Jorinji co-founder, Earnest Migaki grew up with his mother’s miso soup and tsukemono (Japanese pickles). As a third-generation Japanese American born in Portland, he was used to only experiencing these traditional flavors in his home or in Japanese restaurants and markets, but he never anticipated he would be creating these naturally fermented sauces for restaurants, bakeries, and customers throughout the Pacific Northwest.
Earnest met his first wife, Sumiko, after living in Japan for a few years after college. They settled down in Japan for a few years but when the Japanese economy started to falter, they decided to move to Portland in 1994. This was when Sumiko began to experiment with making her own umami-filled miso, the Japanese staple ingredient she and Earnest knew so well.

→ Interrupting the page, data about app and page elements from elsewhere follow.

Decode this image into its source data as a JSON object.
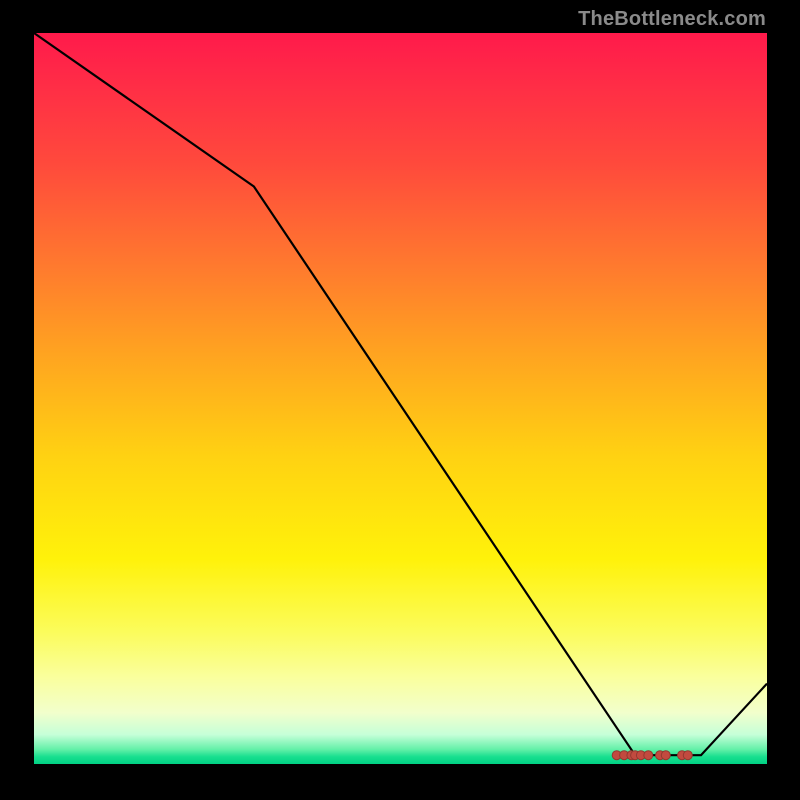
{
  "watermark": "TheBottleneck.com",
  "chart_data": {
    "type": "line",
    "title": "",
    "xlabel": "",
    "ylabel": "",
    "xlim": [
      0,
      100
    ],
    "ylim": [
      0,
      100
    ],
    "x": [
      0,
      30,
      82,
      91,
      100
    ],
    "values": [
      100,
      79,
      1.2,
      1.2,
      11
    ],
    "dot_cluster": {
      "y": 1.2,
      "x": [
        79.5,
        80.5,
        81.5,
        82,
        82.8,
        83.8,
        85.4,
        86.2,
        88.4,
        89.2
      ]
    },
    "gradient_stops": [
      {
        "pct": 0,
        "color": "#ff1a4b"
      },
      {
        "pct": 50,
        "color": "#ffd212"
      },
      {
        "pct": 88,
        "color": "#faff9c"
      },
      {
        "pct": 100,
        "color": "#00d184"
      }
    ]
  }
}
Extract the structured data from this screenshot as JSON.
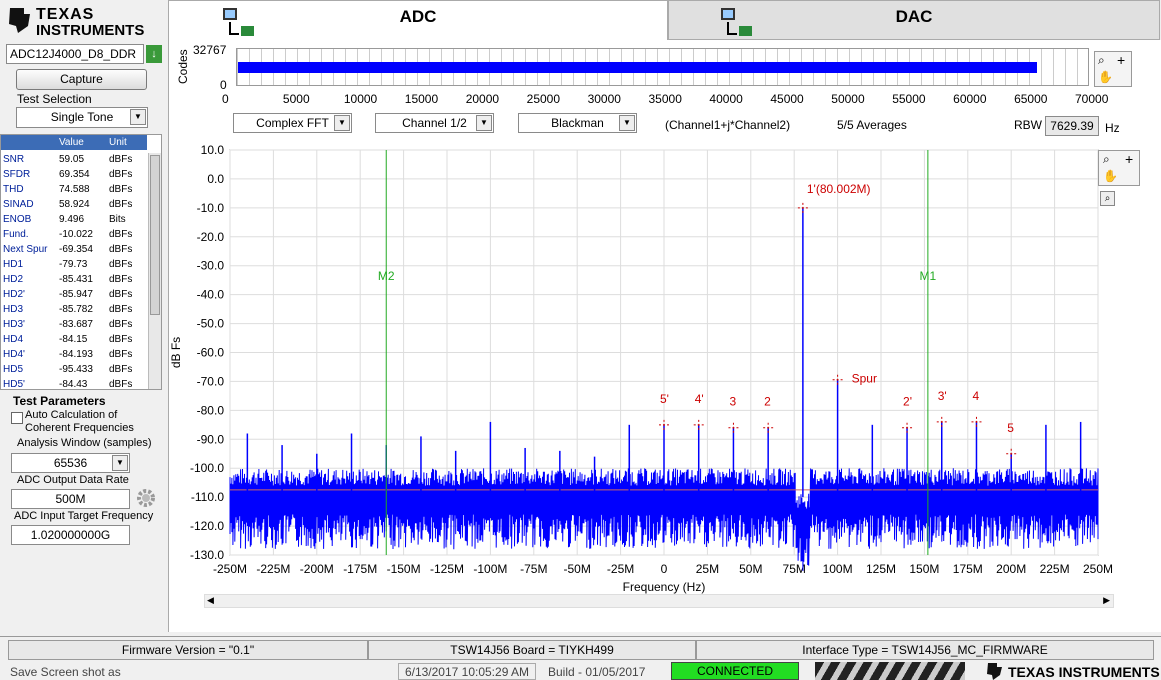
{
  "brand": {
    "line1": "TEXAS",
    "line2": "INSTRUMENTS"
  },
  "tabs": [
    {
      "label": "ADC"
    },
    {
      "label": "DAC"
    }
  ],
  "device": {
    "value": "ADC12J4000_D8_DDR"
  },
  "capture_label": "Capture",
  "test_selection": {
    "label": "Test Selection",
    "value": "Single Tone"
  },
  "table": {
    "headers": [
      "",
      "Value",
      "Unit"
    ],
    "rows": [
      [
        "SNR",
        "59.05",
        "dBFs"
      ],
      [
        "SFDR",
        "69.354",
        "dBFs"
      ],
      [
        "THD",
        "74.588",
        "dBFs"
      ],
      [
        "SINAD",
        "58.924",
        "dBFs"
      ],
      [
        "ENOB",
        "9.496",
        "Bits"
      ],
      [
        "Fund.",
        "-10.022",
        "dBFs"
      ],
      [
        "Next Spur",
        "-69.354",
        "dBFs"
      ],
      [
        "HD1",
        "-79.73",
        "dBFs"
      ],
      [
        "HD2",
        "-85.431",
        "dBFs"
      ],
      [
        "HD2'",
        "-85.947",
        "dBFs"
      ],
      [
        "HD3",
        "-85.782",
        "dBFs"
      ],
      [
        "HD3'",
        "-83.687",
        "dBFs"
      ],
      [
        "HD4",
        "-84.15",
        "dBFs"
      ],
      [
        "HD4'",
        "-84.193",
        "dBFs"
      ],
      [
        "HD5",
        "-95.433",
        "dBFs"
      ],
      [
        "HD5'",
        "-84.43",
        "dBFs"
      ]
    ]
  },
  "params": {
    "title": "Test Parameters",
    "auto_calc": "Auto Calculation of",
    "auto_calc2": "Coherent Frequencies",
    "window_label": "Analysis Window (samples)",
    "window_value": "65536",
    "rate_label": "ADC Output Data Rate",
    "rate_value": "500M",
    "target_label": "ADC Input Target Frequency",
    "target_value": "1.020000000G"
  },
  "codes_plot": {
    "ylabel": "Codes",
    "ymax": "32767",
    "ymin": "0",
    "xticks": [
      "0",
      "5000",
      "10000",
      "15000",
      "20000",
      "25000",
      "30000",
      "35000",
      "40000",
      "45000",
      "50000",
      "55000",
      "60000",
      "65000",
      "70000"
    ],
    "xmax": 70000,
    "filled_to": 65536
  },
  "controls": {
    "fft": "Complex FFT",
    "channel": "Channel 1/2",
    "window": "Blackman",
    "formula": "(Channel1+j*Channel2)",
    "averages": "5/5 Averages",
    "rbw_label": "RBW",
    "rbw_value": "7629.39",
    "rbw_unit": "Hz"
  },
  "chart_data": {
    "type": "line",
    "xlabel": "Frequency (Hz)",
    "ylabel": "dB Fs",
    "xlim": [
      -250,
      250
    ],
    "ylim": [
      -130,
      10
    ],
    "xticks": [
      "-250M",
      "-225M",
      "-200M",
      "-175M",
      "-150M",
      "-125M",
      "-100M",
      "-75M",
      "-50M",
      "-25M",
      "0",
      "25M",
      "50M",
      "75M",
      "100M",
      "125M",
      "150M",
      "175M",
      "200M",
      "225M",
      "250M"
    ],
    "yticks": [
      "10.0",
      "0.0",
      "-10.0",
      "-20.0",
      "-30.0",
      "-40.0",
      "-50.0",
      "-60.0",
      "-70.0",
      "-80.0",
      "-90.0",
      "-100.0",
      "-110.0",
      "-120.0",
      "-130.0"
    ],
    "noise_floor_db": -110,
    "reference_line_db": -107.5,
    "peaks": [
      {
        "x": 80,
        "y": -10
      },
      {
        "x": 100,
        "y": -69.4
      },
      {
        "x": -240,
        "y": -88
      },
      {
        "x": -220,
        "y": -92
      },
      {
        "x": -200,
        "y": -95
      },
      {
        "x": -180,
        "y": -88
      },
      {
        "x": -160,
        "y": -92
      },
      {
        "x": -140,
        "y": -89
      },
      {
        "x": -120,
        "y": -94
      },
      {
        "x": -100,
        "y": -84
      },
      {
        "x": -80,
        "y": -93
      },
      {
        "x": -60,
        "y": -94
      },
      {
        "x": -40,
        "y": -96
      },
      {
        "x": -20,
        "y": -94
      },
      {
        "x": -20,
        "y": -85
      },
      {
        "x": 0,
        "y": -85
      },
      {
        "x": 20,
        "y": -85
      },
      {
        "x": 40,
        "y": -86
      },
      {
        "x": 60,
        "y": -86
      },
      {
        "x": 120,
        "y": -85
      },
      {
        "x": 140,
        "y": -86
      },
      {
        "x": 160,
        "y": -84
      },
      {
        "x": 180,
        "y": -84
      },
      {
        "x": 200,
        "y": -95
      },
      {
        "x": 220,
        "y": -85
      },
      {
        "x": 240,
        "y": -84
      }
    ],
    "markers": [
      {
        "name": "M2",
        "x": -160
      },
      {
        "name": "M1",
        "x": 152
      }
    ],
    "annotations": [
      {
        "text": "1'(80.002M)",
        "x": 80,
        "y": -10
      },
      {
        "text": "Spur",
        "x": 100,
        "y": -69.4
      },
      {
        "text": "5'",
        "x": 0,
        "y": -85
      },
      {
        "text": "4'",
        "x": 20,
        "y": -85
      },
      {
        "text": "3",
        "x": 40,
        "y": -86
      },
      {
        "text": "2",
        "x": 60,
        "y": -86
      },
      {
        "text": "2'",
        "x": 140,
        "y": -86
      },
      {
        "text": "3'",
        "x": 160,
        "y": -84
      },
      {
        "text": "4",
        "x": 180,
        "y": -84
      },
      {
        "text": "5",
        "x": 200,
        "y": -95
      }
    ]
  },
  "footer": {
    "firmware": "Firmware Version = \"0.1\"",
    "board": "TSW14J56 Board = TIYKH499",
    "interface": "Interface Type = TSW14J56_MC_FIRMWARE",
    "save": "Save Screen shot as",
    "timestamp": "6/13/2017 10:05:29 AM",
    "build": "Build  - 01/05/2017",
    "status": "CONNECTED",
    "brand": "TEXAS INSTRUMENTS"
  },
  "colors": {
    "spectrum": "#0000ff",
    "marker": "#22aa22",
    "annotation": "#cc0000",
    "status_green": "#22dd22"
  }
}
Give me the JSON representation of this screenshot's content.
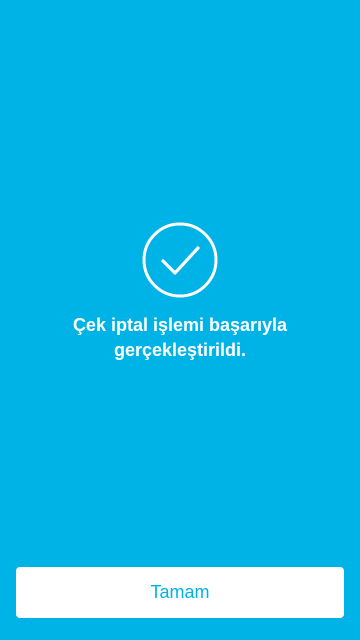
{
  "theme": {
    "background": "#00b3e6",
    "button_background": "#ffffff",
    "button_text": "#00b3e6",
    "foreground": "#ffffff"
  },
  "status": {
    "icon": "check-circle-icon",
    "message": "Çek iptal işlemi başarıyla\ngerçekleştirildi."
  },
  "actions": {
    "confirm_label": "Tamam"
  }
}
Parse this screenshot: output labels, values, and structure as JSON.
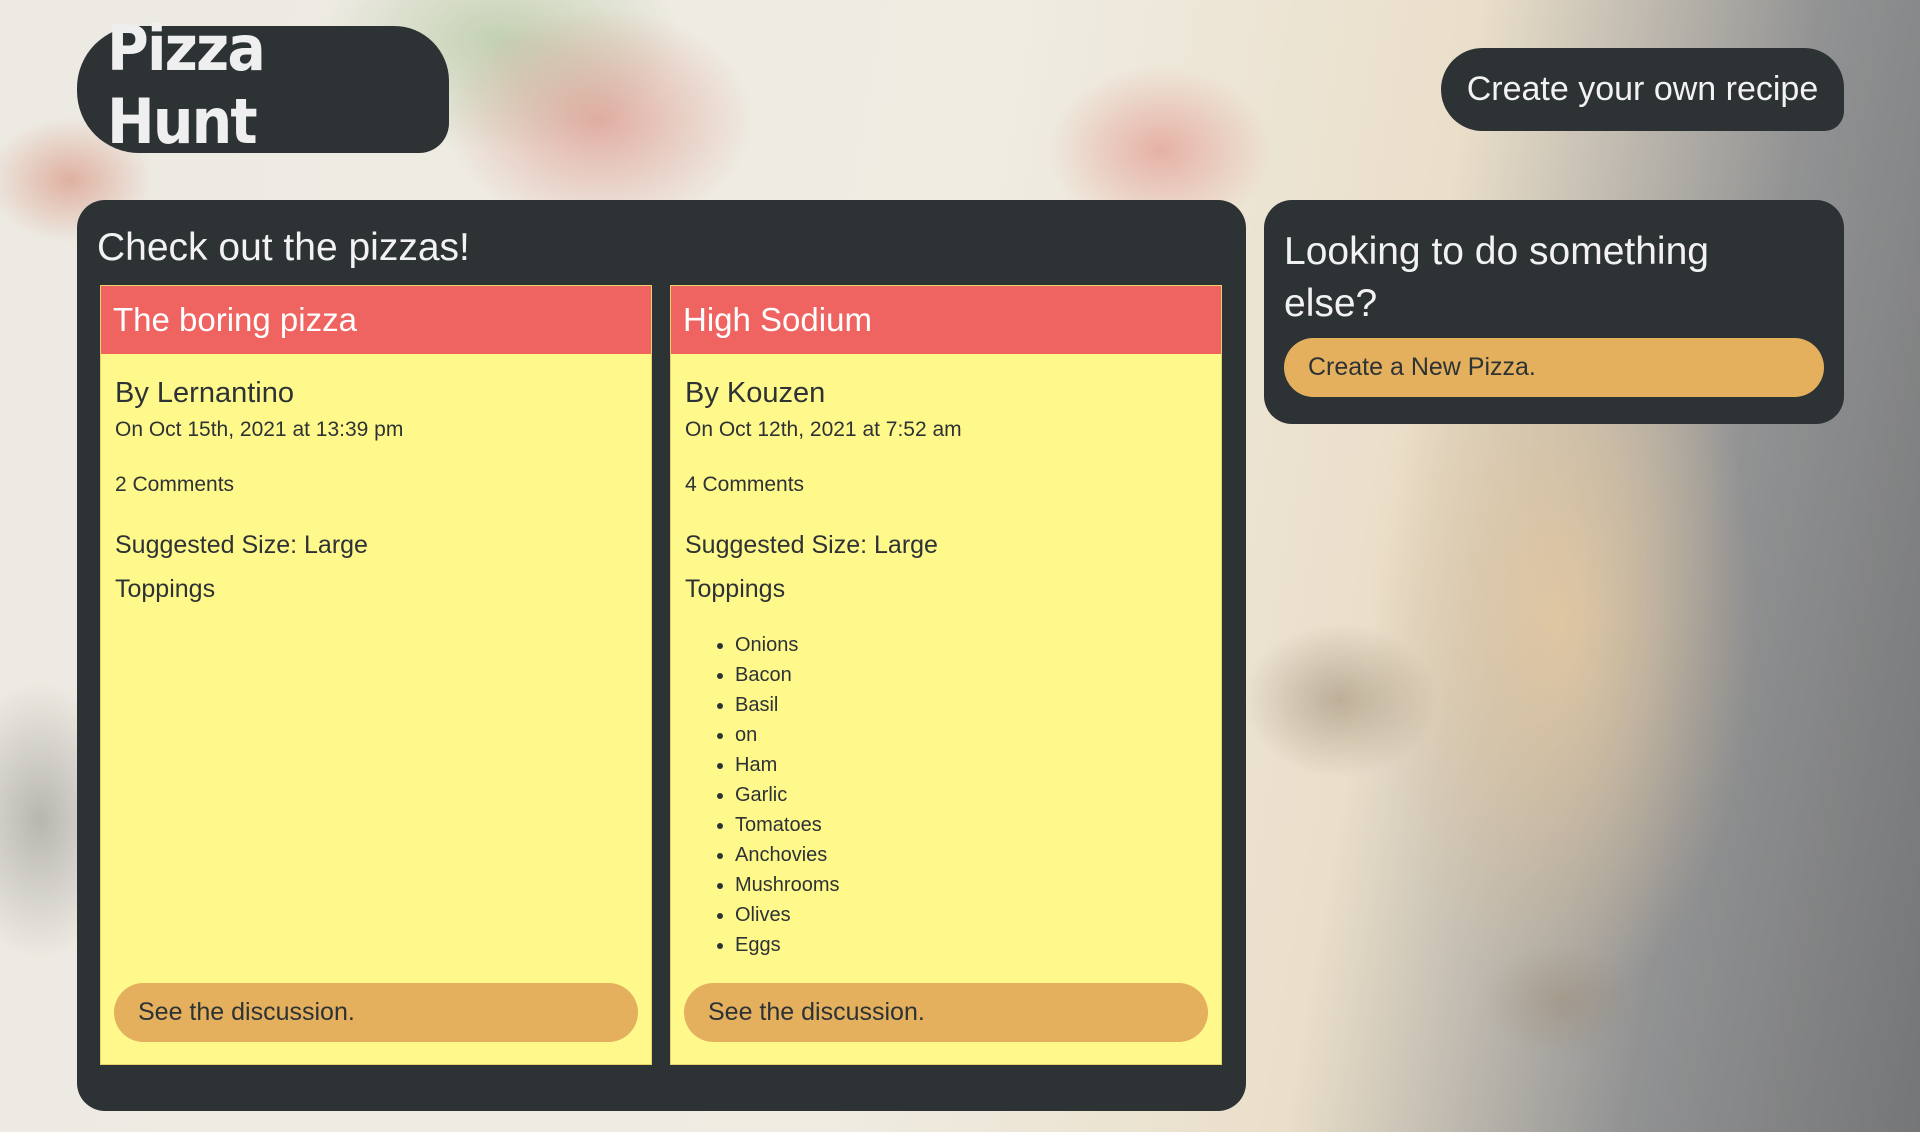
{
  "header": {
    "brand": "Pizza Hunt",
    "nav_recipe": "Create your own recipe"
  },
  "main": {
    "heading": "Check out the pizzas!",
    "pizzas": [
      {
        "name": "The boring pizza",
        "author": "By Lernantino",
        "date": "On Oct 15th, 2021 at 13:39 pm",
        "comments": "2 Comments",
        "size": "Suggested Size: Large",
        "toppings_label": "Toppings",
        "toppings": [],
        "discuss_label": "See the discussion."
      },
      {
        "name": "High Sodium",
        "author": "By Kouzen",
        "date": "On Oct 12th, 2021 at 7:52 am",
        "comments": "4 Comments",
        "size": "Suggested Size: Large",
        "toppings_label": "Toppings",
        "toppings": [
          "Onions",
          "Bacon",
          "Basil",
          "on",
          "Ham",
          "Garlic",
          "Tomatoes",
          "Anchovies",
          "Mushrooms",
          "Olives",
          "Eggs"
        ],
        "discuss_label": "See the discussion."
      }
    ]
  },
  "side": {
    "heading": "Looking to do something else?",
    "button": "Create a New Pizza."
  },
  "colors": {
    "panel": "#2d3235",
    "card_header": "#ef6361",
    "card_body": "#fff98b",
    "button": "#e4b05e"
  }
}
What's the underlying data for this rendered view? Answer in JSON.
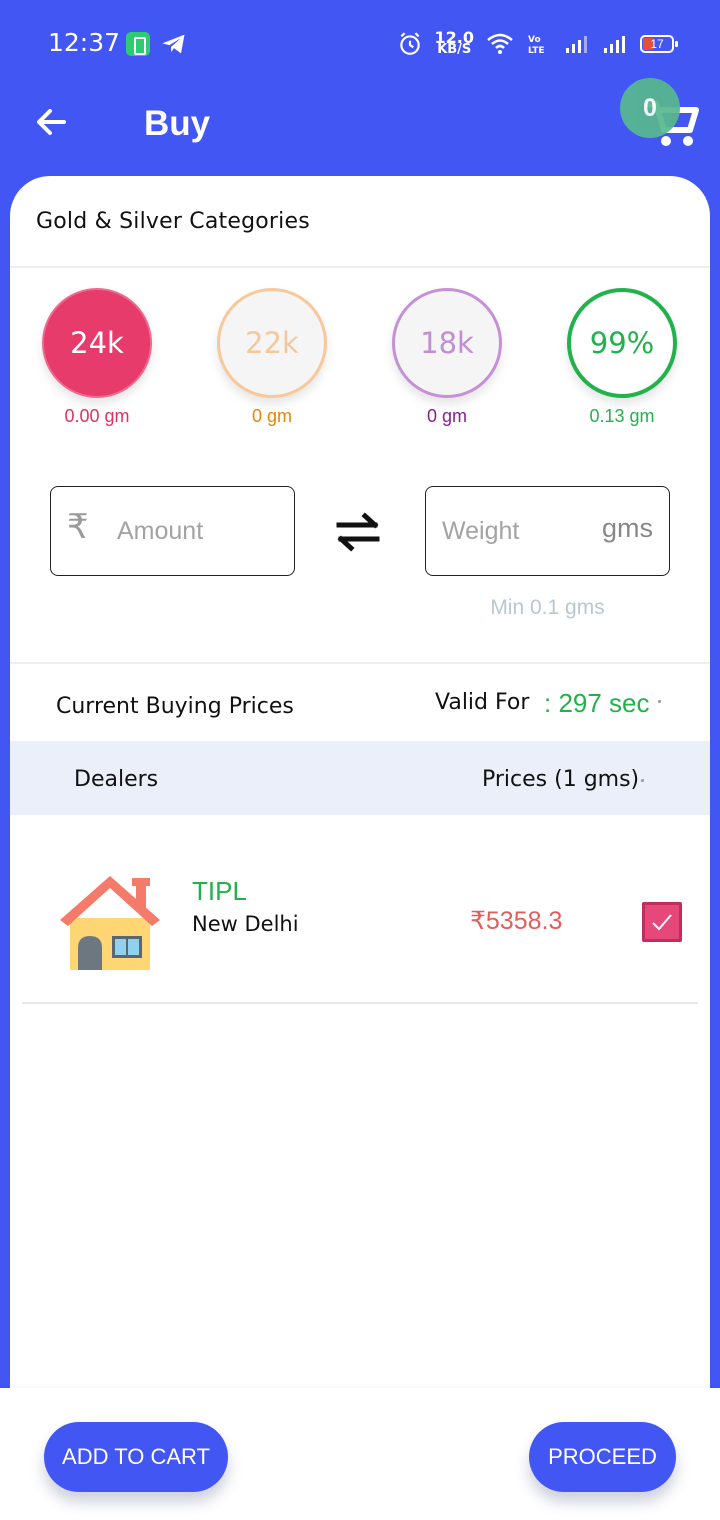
{
  "status_bar": {
    "time": "12:37",
    "net_speed_value": "12.0",
    "net_speed_unit": "KB/S",
    "battery": "17"
  },
  "header": {
    "title": "Buy",
    "cart_count": "0"
  },
  "categories": {
    "title": "Gold & Silver Categories",
    "items": [
      {
        "label": "24k",
        "qty": "0.00 gm",
        "color": "#e73b6b"
      },
      {
        "label": "22k",
        "qty": "0 gm",
        "color": "#f6c89a"
      },
      {
        "label": "18k",
        "qty": "0 gm",
        "color": "#c591d6"
      },
      {
        "label": "99%",
        "qty": "0.13 gm",
        "color": "#22b24c"
      }
    ]
  },
  "inputs": {
    "currency_symbol": "₹",
    "amount_placeholder": "Amount",
    "weight_placeholder": "Weight",
    "weight_unit": "gms",
    "min_hint": "Min 0.1 gms"
  },
  "prices": {
    "title": "Current Buying Prices",
    "valid_label": "Valid For",
    "valid_value": ": 297 sec"
  },
  "table": {
    "col_dealers": "Dealers",
    "col_prices": "Prices (1 gms)",
    "rows": [
      {
        "name": "TIPL",
        "city": "New Delhi",
        "price": "₹5358.3",
        "selected": true
      }
    ]
  },
  "actions": {
    "add_to_cart": "ADD TO CART",
    "proceed": "PROCEED"
  },
  "colors": {
    "primary": "#4256f4",
    "accent_green": "#22b24c",
    "price_red": "#e35d5d",
    "checkbox": "#e6487a"
  }
}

From the start, it was important for Sumiko to create a handcrafted miso like her mother used to make. Upon moving to the US, she brought miso recipe books and tools to use in continuing the tradition. It took time and experimentation, but she eventually landed on a salty-sweet, earthy miso that captured those familiar flavors from her youth. Along with Earnest, the couple launched Jorinji Miso in 1995. The name “Jorinji” is inspired by a Japanese temple in Sumiko’s hometown and translates as “success forest temple,” a reference to her Japanese roots and the forests of the Pacific Northwest.
Sadly, after many successful years, Sumiko passed away in 2013. This sudden occurrence was a blow to Earnest, and he struggled to find a way forward for his business. Luckily, he was surrounded by a community of avid supporters who not only comforted him but also stepped up to help with production and distribution in the trying times.
Things took a turn for the better when he met Yuri at a Portland farmers market in 2015. Like Earnest and Sumiko, Yuri also grew up with a deep respect for the traditional flavors from her childhood, making miso with ingredients harvested by her family. Her career highlighted these values as she worked to share the great food, producers and culture of Japan with the world.
She teamed up with Earnest to further explore the art of fermentation and improve the quality of their products. They embraced the flavor, texture, and consistency already contained in Jorinji Miso, but soon began to build upon this foundation by expanding their product line, appearing in more markets, and even participating in special events like the Portland Fermentation Festival. This partnership eventually grew into a marriage after working so closely together, and we’re grateful for it!